The entire metals complex is moving lower (in price) and very little of it has to do with weak demand in China, if anything, physical demand looks decent there, particularly in precious, but even copper and ore. It’s almost all on supply gains for these metals in 2013 and again unfortunately in 2014. There is simply too much supply coming in.
Further, the production that is coming on-line is all at lower and lower costs, meaning we will have stranded assets in the market, and that usually creates a negative price cycle to rationalize. Again, this is not going to be GDP dependent/linked, and that is throwing off armchair generalists.
Steel production is bullish, thus prices are bearish. Too much global capacity and margins are too low to sustain. This is a part of the bear call on Iron ore as well, but really Glencore trader cited dynamics that BHP and Vale in particular want to beat the hell out of the smaller producers and get tons out of the market for 2014, they are playing a longer cycle. Expect iron ore prices to fall 20%+ this year, in back half.
Mixed bag. Short cycles dominate the picture, demand is structurally firm and consistent (growing 2%/yr). Corn plantings in the US and indeed globally are epic. If we don’t get disruption this year, corn will fall materially from current levels, but there remains great uncertainties as the year progresses. China wheat (they are number one globally) looks robust, as does corn, don’t expect problems from China this year, unless we get big drought. Picture much more balanced that last year.
Some concerns on Egypt, which is the world’s largest wheat importer….fell from 11m to 8m, wondering if people are starving. Subsidies will come off soon there and expecting chaos to emerge. Trader chat is that the government falls within 1-2 quarters. Has implications for oil…
Oil was the stand-out bullish bet by the audience in a survey, most expected firmness and/or prices to lift a little. Only 5% of the audience expecting oil to see a price move down next 12 months (you make of that what you want). As usual, 99% of the discussion is counting barrels in odd places around the world, and little discussion of demand, other than ‘its growing 1-1.2 m bbl/year), with zero colour as to how/why. Supply, people are very freaked out at the global picture, but also note findings keep surprising to the upside, and technology is helping…US shale, everyone knows the score, massive US growth…

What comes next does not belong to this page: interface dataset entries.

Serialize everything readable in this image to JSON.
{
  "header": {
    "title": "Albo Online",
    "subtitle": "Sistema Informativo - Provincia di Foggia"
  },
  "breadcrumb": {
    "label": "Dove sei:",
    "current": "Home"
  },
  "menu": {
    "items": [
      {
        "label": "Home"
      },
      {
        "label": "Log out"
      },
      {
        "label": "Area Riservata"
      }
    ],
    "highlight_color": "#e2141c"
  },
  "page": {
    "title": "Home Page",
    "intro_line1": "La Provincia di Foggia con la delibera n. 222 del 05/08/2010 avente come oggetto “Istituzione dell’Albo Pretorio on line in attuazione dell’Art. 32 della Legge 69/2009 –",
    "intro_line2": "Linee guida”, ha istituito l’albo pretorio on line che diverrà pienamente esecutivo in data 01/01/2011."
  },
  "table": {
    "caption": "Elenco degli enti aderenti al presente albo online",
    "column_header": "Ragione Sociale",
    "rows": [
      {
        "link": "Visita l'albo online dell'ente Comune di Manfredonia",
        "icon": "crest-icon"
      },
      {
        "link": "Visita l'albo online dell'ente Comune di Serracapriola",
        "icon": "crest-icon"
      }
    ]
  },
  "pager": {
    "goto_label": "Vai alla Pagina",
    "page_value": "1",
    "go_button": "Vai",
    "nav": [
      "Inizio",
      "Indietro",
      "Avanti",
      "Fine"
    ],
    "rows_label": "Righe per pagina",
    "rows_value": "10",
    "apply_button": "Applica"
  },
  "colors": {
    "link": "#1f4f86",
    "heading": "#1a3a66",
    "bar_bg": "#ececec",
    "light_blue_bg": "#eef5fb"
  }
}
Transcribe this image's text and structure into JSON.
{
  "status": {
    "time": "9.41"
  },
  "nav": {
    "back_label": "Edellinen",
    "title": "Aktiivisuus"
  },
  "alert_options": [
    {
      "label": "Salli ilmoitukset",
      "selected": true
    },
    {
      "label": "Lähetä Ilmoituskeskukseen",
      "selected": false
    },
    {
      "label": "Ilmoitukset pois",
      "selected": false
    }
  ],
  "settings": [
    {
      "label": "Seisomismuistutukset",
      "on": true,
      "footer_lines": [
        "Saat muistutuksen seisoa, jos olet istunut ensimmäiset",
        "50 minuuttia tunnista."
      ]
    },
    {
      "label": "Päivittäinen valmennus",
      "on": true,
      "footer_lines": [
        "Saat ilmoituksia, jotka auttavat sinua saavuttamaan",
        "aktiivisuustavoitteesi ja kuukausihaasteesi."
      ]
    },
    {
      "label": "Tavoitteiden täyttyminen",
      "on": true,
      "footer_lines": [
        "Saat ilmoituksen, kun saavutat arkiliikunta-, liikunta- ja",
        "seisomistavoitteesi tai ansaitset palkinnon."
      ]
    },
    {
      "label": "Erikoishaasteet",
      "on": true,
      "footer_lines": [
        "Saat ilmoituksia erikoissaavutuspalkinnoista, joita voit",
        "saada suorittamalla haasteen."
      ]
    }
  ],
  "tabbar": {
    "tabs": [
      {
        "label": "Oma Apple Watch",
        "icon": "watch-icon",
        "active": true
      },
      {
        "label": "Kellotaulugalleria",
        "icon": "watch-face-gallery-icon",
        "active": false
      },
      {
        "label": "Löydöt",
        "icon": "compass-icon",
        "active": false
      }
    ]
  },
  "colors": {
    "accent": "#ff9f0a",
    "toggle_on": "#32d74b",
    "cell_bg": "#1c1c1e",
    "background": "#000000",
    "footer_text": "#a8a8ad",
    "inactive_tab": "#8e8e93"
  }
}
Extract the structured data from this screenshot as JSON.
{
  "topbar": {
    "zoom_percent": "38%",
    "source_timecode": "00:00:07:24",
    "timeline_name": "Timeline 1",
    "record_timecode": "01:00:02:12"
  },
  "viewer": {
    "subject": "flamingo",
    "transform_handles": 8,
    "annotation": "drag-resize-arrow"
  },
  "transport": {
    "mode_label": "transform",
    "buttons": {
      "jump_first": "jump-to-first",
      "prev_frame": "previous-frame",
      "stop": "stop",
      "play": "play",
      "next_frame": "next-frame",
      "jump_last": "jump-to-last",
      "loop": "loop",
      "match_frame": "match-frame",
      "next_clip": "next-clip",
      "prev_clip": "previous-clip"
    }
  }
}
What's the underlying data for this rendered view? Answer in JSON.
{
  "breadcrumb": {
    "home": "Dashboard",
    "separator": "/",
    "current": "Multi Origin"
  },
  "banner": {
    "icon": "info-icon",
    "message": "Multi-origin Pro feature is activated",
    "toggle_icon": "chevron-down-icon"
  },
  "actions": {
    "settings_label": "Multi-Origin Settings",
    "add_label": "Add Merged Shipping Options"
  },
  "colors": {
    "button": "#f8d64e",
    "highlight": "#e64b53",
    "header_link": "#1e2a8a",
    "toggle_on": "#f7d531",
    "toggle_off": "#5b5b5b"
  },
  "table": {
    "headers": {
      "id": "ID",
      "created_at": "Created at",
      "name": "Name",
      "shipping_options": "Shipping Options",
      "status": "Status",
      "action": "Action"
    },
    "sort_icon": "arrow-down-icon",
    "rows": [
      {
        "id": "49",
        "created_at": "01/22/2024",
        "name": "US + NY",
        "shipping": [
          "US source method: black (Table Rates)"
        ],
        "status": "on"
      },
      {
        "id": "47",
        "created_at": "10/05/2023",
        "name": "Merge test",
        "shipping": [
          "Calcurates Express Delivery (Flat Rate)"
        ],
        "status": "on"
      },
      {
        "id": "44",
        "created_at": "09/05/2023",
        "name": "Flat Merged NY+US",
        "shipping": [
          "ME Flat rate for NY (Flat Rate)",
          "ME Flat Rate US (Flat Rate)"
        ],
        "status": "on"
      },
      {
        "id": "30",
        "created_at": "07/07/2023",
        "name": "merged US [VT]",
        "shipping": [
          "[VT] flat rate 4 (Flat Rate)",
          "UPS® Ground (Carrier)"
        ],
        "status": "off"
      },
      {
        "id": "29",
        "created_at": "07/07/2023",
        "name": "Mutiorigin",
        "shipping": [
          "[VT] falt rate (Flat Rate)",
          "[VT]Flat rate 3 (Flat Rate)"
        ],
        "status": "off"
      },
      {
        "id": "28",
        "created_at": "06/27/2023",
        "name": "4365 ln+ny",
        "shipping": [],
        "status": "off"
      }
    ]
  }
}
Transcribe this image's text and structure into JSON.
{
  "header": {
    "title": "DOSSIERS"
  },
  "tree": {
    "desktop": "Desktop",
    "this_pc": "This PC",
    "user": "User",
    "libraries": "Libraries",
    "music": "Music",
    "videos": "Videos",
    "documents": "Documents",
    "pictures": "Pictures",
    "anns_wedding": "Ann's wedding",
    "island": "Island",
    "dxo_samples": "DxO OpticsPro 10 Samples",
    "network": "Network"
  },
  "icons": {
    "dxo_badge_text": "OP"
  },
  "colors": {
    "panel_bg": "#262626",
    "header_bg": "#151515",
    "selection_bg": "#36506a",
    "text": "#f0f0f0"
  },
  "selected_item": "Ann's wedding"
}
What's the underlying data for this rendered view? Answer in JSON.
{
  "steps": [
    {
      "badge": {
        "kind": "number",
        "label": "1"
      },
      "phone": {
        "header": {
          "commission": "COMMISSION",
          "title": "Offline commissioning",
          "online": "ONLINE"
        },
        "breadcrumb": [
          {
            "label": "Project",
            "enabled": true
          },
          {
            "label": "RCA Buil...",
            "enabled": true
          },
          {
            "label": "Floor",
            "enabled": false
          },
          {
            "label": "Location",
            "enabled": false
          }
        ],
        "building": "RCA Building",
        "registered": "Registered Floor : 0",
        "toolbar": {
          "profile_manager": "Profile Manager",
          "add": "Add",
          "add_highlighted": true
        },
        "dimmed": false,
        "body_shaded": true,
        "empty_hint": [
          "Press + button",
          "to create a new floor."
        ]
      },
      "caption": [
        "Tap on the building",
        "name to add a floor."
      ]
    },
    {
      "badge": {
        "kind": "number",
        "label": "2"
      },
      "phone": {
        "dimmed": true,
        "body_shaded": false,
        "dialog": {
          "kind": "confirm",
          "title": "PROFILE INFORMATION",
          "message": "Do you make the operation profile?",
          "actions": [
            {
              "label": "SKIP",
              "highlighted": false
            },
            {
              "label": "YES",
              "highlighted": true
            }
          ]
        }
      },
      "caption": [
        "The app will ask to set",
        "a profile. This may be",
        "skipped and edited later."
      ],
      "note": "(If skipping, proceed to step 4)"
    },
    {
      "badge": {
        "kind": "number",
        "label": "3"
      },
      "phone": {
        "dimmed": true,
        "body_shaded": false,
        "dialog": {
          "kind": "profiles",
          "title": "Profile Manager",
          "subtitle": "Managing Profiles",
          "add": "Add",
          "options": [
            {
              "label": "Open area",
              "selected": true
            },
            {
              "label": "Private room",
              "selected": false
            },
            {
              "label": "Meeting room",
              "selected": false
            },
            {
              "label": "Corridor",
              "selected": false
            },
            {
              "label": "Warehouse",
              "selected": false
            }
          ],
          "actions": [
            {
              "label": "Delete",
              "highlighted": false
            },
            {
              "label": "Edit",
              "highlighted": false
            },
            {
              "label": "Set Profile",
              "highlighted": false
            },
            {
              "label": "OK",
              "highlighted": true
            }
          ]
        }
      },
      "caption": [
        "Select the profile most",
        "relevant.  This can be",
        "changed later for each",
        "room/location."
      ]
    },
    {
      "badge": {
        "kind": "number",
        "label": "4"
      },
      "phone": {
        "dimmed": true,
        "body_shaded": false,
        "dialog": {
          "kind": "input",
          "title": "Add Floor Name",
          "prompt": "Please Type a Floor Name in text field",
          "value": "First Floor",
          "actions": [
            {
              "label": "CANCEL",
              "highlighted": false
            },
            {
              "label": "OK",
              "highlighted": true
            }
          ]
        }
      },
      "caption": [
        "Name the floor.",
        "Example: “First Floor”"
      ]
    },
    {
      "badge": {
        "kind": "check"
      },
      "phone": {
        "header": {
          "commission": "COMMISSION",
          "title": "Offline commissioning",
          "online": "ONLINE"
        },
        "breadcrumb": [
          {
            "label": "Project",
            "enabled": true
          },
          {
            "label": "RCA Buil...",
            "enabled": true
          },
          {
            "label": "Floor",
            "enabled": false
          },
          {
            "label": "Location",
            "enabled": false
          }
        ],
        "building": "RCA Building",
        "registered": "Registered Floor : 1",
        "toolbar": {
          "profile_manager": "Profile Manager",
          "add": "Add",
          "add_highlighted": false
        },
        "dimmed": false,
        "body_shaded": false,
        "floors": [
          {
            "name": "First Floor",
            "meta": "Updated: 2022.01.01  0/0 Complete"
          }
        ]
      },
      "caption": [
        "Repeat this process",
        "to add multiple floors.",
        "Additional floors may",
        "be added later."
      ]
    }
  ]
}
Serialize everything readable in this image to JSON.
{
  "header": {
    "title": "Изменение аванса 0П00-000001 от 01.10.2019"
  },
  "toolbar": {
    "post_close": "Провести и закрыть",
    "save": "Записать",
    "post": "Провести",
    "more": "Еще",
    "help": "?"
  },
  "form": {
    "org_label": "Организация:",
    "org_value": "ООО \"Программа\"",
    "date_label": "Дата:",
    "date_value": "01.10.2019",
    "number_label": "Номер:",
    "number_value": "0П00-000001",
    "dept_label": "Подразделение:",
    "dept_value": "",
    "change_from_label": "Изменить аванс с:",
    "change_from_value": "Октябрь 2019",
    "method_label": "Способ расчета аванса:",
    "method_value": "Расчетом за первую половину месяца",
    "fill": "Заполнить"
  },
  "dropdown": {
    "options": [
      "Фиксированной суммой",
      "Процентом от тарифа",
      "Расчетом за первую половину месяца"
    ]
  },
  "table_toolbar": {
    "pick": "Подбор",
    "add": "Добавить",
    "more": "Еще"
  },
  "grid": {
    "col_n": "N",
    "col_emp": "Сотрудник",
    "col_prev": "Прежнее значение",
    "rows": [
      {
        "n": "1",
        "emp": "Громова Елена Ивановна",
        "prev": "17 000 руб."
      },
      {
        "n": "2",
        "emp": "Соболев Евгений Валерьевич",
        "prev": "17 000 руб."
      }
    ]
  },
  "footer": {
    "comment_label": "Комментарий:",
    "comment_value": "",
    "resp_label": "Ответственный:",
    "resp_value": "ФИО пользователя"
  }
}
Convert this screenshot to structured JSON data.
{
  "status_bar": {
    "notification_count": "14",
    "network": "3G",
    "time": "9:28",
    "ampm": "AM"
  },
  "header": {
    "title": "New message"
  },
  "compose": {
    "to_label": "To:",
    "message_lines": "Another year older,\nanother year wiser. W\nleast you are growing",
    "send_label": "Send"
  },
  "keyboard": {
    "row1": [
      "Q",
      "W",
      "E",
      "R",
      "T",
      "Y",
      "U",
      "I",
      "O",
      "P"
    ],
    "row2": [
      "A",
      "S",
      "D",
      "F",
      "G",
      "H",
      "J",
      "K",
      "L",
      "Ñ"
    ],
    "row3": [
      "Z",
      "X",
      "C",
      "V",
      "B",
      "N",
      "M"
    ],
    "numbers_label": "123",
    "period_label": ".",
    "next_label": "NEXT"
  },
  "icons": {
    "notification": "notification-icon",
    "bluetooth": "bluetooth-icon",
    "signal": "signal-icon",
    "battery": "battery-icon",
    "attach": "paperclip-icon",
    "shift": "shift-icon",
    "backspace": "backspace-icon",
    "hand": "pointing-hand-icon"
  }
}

Unquestionably the huge consensus position: gold/silver have meaningful downside. Drivers are 1) over-crowding by financial investors in a negative rates cycle that is ending, 2) structural strength in US $ that is trade and perhaps budget balance related (both improving) (not a GDP issue), 3) technicals are awful.
A contrarian point made that retail demand exploded on lower prices recently, but everyone blowing it off. I would throw in, its one of the few commodities where the cost curve is actually meaningfully moving higher…usually that means supply corrects more quickly. We’ll see…